However, Lendon Redwine calls his position the best job in Kingsport.
Technically, it’s not a job, although he spends numerous hours working to get mentally and physically prepared for it. But Redwine takes his role as the quarterback of the Dobyns-Bennett football team seriously, knowing it invokes as much passion on a Friday night as any occupation with a paycheck.
“I always say it’s the best job in Kingsport,” Redwine said. “It’s fun and there is a lot of stress. You have to be a role model for younger kids, but I try to go out and enjoy it.”
Redwine certainly enjoyed the second half of last season, when the Indians embarked on a six-game winning streak to win the Region 1-6A championship and advance to the second round of the TSSAA playoffs.

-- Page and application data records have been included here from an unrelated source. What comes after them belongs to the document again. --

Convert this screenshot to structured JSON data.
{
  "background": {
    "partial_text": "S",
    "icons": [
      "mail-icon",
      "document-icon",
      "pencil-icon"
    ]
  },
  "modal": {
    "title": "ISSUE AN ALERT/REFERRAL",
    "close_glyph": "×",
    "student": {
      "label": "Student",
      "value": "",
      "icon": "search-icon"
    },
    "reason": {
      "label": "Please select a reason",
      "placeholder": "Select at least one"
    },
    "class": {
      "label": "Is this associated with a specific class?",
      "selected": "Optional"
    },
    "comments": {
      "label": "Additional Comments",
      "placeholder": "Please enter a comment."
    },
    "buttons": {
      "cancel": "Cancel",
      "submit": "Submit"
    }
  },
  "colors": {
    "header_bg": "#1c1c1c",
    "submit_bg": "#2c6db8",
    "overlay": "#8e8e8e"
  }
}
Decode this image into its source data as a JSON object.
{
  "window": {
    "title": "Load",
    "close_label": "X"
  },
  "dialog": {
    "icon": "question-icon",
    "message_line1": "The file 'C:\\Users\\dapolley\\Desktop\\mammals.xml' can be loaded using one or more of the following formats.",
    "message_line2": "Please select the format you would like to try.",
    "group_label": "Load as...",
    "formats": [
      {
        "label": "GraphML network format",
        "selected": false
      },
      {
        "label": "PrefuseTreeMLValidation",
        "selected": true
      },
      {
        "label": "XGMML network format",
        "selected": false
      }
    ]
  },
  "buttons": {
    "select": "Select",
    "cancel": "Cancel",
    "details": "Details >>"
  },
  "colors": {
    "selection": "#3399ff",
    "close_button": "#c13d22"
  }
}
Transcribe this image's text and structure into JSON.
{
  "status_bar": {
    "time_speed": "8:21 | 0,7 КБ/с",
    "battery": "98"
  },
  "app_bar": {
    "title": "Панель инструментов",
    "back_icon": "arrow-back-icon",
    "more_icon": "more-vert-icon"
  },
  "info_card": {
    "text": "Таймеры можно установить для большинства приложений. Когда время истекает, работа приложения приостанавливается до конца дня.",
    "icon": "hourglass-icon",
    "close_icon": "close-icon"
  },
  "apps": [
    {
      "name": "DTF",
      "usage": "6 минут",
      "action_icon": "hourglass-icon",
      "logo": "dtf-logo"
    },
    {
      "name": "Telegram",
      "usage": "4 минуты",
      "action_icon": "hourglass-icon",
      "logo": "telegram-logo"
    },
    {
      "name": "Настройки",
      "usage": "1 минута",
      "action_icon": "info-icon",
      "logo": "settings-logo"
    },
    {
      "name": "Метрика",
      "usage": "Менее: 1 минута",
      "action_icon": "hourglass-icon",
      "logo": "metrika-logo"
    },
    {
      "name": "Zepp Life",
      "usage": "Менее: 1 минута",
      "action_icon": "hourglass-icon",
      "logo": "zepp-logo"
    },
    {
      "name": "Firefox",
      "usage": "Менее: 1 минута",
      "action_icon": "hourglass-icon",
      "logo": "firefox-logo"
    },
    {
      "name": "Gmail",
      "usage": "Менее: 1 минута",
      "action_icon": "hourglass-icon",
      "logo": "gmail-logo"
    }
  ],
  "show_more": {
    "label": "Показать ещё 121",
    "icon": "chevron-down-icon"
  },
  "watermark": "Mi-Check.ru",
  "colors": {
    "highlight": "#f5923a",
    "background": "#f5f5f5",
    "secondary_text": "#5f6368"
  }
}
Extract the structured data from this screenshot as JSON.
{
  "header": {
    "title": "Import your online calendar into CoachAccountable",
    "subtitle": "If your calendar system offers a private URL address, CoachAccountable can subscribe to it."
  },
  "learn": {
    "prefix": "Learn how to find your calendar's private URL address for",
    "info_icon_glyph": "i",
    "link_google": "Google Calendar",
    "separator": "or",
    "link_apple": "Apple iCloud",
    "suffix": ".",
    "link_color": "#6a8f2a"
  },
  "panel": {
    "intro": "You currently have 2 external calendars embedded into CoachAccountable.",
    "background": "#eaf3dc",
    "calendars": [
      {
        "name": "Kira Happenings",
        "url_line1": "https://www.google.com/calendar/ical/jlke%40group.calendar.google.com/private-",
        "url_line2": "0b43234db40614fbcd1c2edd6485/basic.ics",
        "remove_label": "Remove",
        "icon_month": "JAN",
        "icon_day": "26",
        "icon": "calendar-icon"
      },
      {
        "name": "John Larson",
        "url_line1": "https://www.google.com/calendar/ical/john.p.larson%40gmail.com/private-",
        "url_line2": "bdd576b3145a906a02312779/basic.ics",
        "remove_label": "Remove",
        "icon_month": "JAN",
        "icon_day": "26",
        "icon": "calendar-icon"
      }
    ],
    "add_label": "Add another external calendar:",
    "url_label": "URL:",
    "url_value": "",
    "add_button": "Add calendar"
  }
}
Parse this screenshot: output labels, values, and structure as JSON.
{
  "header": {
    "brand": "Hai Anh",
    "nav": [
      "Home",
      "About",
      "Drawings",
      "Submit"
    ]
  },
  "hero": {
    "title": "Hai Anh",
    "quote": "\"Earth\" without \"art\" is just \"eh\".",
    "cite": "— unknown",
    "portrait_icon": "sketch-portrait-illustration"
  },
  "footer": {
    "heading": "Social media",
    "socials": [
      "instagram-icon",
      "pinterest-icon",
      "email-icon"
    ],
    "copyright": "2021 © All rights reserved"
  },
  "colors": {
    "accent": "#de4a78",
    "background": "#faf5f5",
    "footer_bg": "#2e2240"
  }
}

During that stretch, the Indians defeated Farragut 42-34 to break the defending state champion Admirals’ 19-game winning streak.
Redwine led a potent offense — one that averaged more than 30 points per game — by completing 60 percent of his passes and throwing for 2,284 yards. This year could be even better with the team returning a beefy offensive line, its top two running backs, Ian Hicks and Nic Bristol, and a good group of receivers that includes Cade Maupin, Dalton Harkleroad and 6-foot-7 tight end Charlie Browder.
“The offensive line we have is hard to beat and they can create some space,” Redwine said. “Having Ian in the backfield, he can break one off for a big play. The offense we have is going to be high energy and there is the potential for the big play every single play.”
ALL THE TOOLS FOR SUCCESS
At 6-4 and 215 pounds, Redwine is tall enough to see over defenders and strong enough to often escape a defender’s grasp. He’s the latest in a line of tall D-B quarterbacks, following the likes of Duran Ferguson, Jamie Crawford and Chris Cook.
His coach sees Redwine as a player with all the tools to be successful.
“He’s got it all, the arm strength, the understanding of defenses,” Tribe coach Joey Christian said. “Coach (Chris) Thacker has come in (as offensive coordinator) and Lendon understands every wrinkle in the offense. He has to understand it and what’s expected for our success. He does a great job.”
There are several big games on the schedule, starting with a Week 1 showdown with defending Class 4A champion Greeneville and followed just two weeks later by the rivalry game at Science Hill. However, Redwine and his teammates haven’t been looking too far ahead, taking their coaches’ advice of dealing with the task at hand.
“We just have to take it week by week and we just have to step up and play every week,” Redwine said. “The coaches will have us prepared, so it’s up to us to know our roles and hopefully we will end up with another conference championship.”
FOOTBALL AND THE OUTDOORS
Redwine made the decision to skip his senior season in basketball to concentrate on football with a goal of playing at the next level. As a student, he enjoys math and science and plans to major in biology in college, working toward a career path as a physician’s assistant.
He also loves the outdoors and has traveled to several places. His favorite trip was to Alaska, where he went whale watching. But his love of the outdoors also includes that rush of being outside on a Friday night at J. Fred Johnson Stadium, where thousands of rabid football fans are cheering on the Indians.
Before those big moments, he puts in the work on the field and with film study to make sure he’s prepared for his role. Such dedication is what his coach says separates him from the pack.
“Lendon is a great kid who comes from a great family,” Christian said. “He is fully committed to football and his craft. We talk about standards a lot and he’s a great example. We need all of our kids to have standards like Lendon has.”